"Stopping the construction of an engineering facility in another sovereign state through legal means is hardly possible, but if we look at it as a hindrance to European integration, then such a possibility exists," he said during a LRT television program.
Prime Minister Saulius Skvernelis also thinks that political arguments should be used in an effort to stop the project. As Belarus seeks cooperation with any other EU member state, the issue of the Astravyets plant should be raised.
"First of all, we should look through a political lens at how to prevent this entity from starting to function. We can speak about bilateral relations between Belarus and the European Union," Skvernelis said.
"If Belarus wants to develop economic and legal ties with any other EU country on a bilateral basis, as regards various sanctions and an easing of the trade regime, the Astravyets issue must come first: you want something, we have a problem," he said.
According to Dalius Misiūnas, chairman of the management board at the state energy group Lietuvos Energija (Lithuanian Energy), if the logic of the Astravyets project is based on economic arguments, it is possible to halt the construction using economic arguments, but that would require a broad consensus across the market.
"Lithuania is part of the Baltic, Scandinavian and, in part, the European market.

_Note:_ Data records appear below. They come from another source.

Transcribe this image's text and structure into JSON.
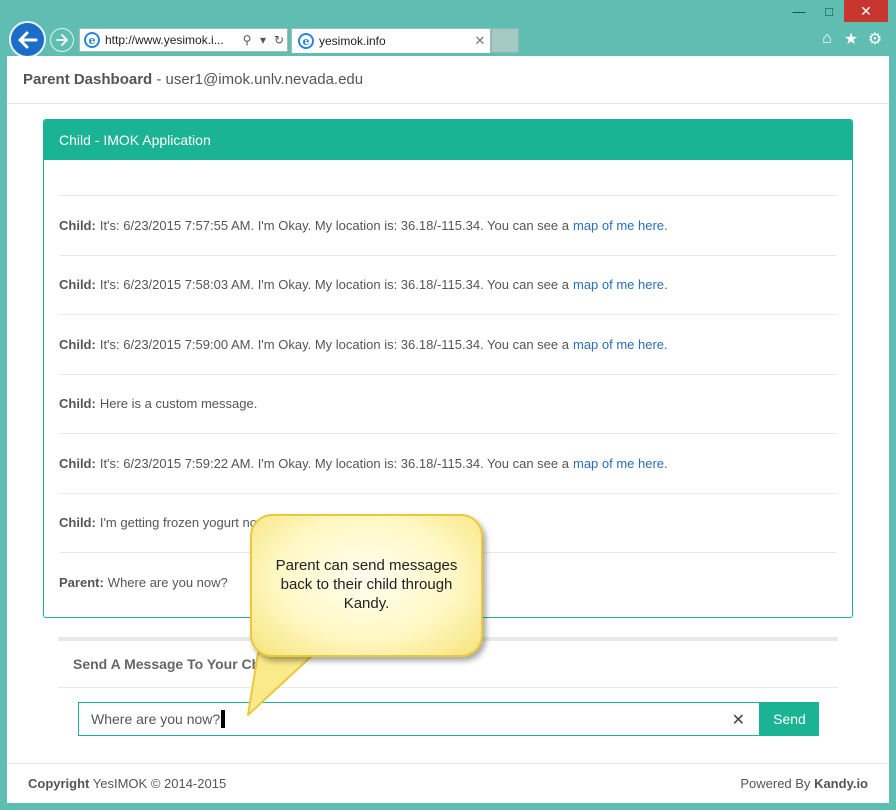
{
  "browser": {
    "address_url": "http://www.yesimok.i...",
    "tab_title": "yesimok.info",
    "window_controls": [
      "minimize",
      "maximize",
      "close"
    ],
    "icons": [
      "back-arrow-icon",
      "forward-arrow-icon",
      "ie-logo-icon",
      "search-icon",
      "dropdown-icon",
      "refresh-icon",
      "tab-close-icon",
      "home-icon",
      "favorites-star-icon",
      "settings-gear-icon"
    ]
  },
  "header": {
    "brand": "Parent Dashboard",
    "separator": " - ",
    "user": "user1@imok.unlv.nevada.edu"
  },
  "panel": {
    "title": "Child - IMOK Application",
    "messages": [
      {
        "sender": "Child:",
        "text": "It's: 6/23/2015 7:57:55 AM. I'm Okay. My location is: 36.18/-115.34. You can see a",
        "link": "map of me here",
        "suffix": "."
      },
      {
        "sender": "Child:",
        "text": "It's: 6/23/2015 7:58:03 AM. I'm Okay. My location is: 36.18/-115.34. You can see a",
        "link": "map of me here",
        "suffix": "."
      },
      {
        "sender": "Child:",
        "text": "It's: 6/23/2015 7:59:00 AM. I'm Okay. My location is: 36.18/-115.34. You can see a",
        "link": "map of me here",
        "suffix": "."
      },
      {
        "sender": "Child:",
        "text": "Here is a custom message."
      },
      {
        "sender": "Child:",
        "text": "It's: 6/23/2015 7:59:22 AM. I'm Okay. My location is: 36.18/-115.34. You can see a",
        "link": "map of me here",
        "suffix": "."
      },
      {
        "sender": "Child:",
        "text": "I'm getting frozen yogurt no"
      },
      {
        "sender": "Parent:",
        "text": "Where are you now?"
      }
    ]
  },
  "send": {
    "title": "Send A Message To Your Child",
    "input_value": "Where are you now?",
    "clear_icon": "clear-x-icon",
    "button_label": "Send"
  },
  "footer": {
    "copyright_label": "Copyright",
    "copyright_text": "YesIMOK © 2014-2015",
    "powered_label": "Powered By",
    "powered_brand": "Kandy.io"
  },
  "callout": {
    "text": "Parent can send messages back to their child through Kandy."
  },
  "colors": {
    "accent": "#1ab394",
    "chrome": "#5fbdb1",
    "link": "#2a6ebb",
    "close_button": "#c7372f",
    "callout_fill": "#fff8c4",
    "callout_border": "#e9c93a"
  }
}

That market has certain rules and if there were a consensus that unsafely produced electricity is not suitable for us, then it would be possible to economically restrict market access for such electricity," he said.
Belarus is building two nuclear reactors of 1,200 megawatts each in Astravyets, with the first unit planned to be switched on in 2019 and the second one in 2020.
Lithuania says that Belarus fails to follow safety standards and international environmental requirements in building the plant, but Minsk rejects the criticism as unfounded.